The promise of DAOs is that they can bring in a new level of transparency, accountability, and efficiency to organizations. By removing the need for intermediaries, DAOs empower individuals and communities to take ownership of decision-making processes and provide a more democratic platform for collective decision-making. They also have the potential to reduce transaction costs, increase transparency, and provide a more secure and tamper-proof way of regulating the organization’s operations.
However, the concept of DAOs is still in its infancy and is not without its pitfalls. One of the main drawbacks is the lack of human intervention, which can lead to a lack of accountability and responsibility. The code can have bugs or vulnerabilities, and there is currently no provision for legal recourse or dispute resolution. This can lead to security risks, such as the infamous “DAO hack” in 2016, in which an attacker exploited a vulnerability in a DAO smart contract and stole millions of dollars worth of cryptocurrency.
Furthermore, the lack of human intervention can also lead to a lack of flexibility and adaptability. Smart contracts are rigid and cannot adapt to changing circumstances or respond to unexpected events. This makes it challenging to manage the organization in a dynamic and evolving environment.
Additionally, DAOs are currently limited in their ability to operate in the real world. They have little to no legal recognition, and their acceptance in the broader economy is limited. Due to the lack of regulation, DAOs can also be used for illegal activities such as money laundering, terrorist financing, and other nefarious activities.

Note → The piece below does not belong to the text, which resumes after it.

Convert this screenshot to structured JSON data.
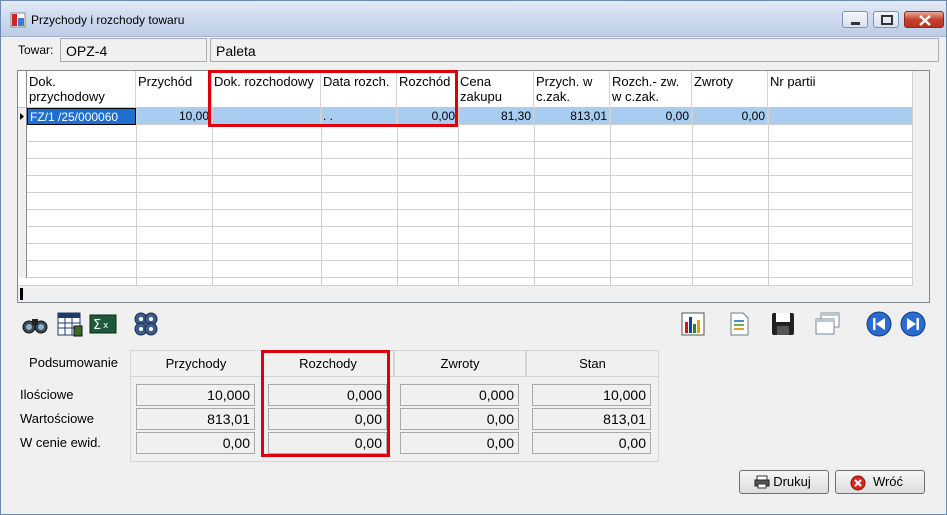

In conclusion, DAOs have the potential to revolutionize the way organizations operate, bringing in a new level of transparency, accountability, and efficiency. However, the concept is still in its infancy and comes with several pitfalls, such as the lack of human intervention and legal recognition, making it challenging to manage the organization in a dynamic and evolving environment. Therefore, while DAOs hold great potential, it is critical to address these challenges before they can become mainstream.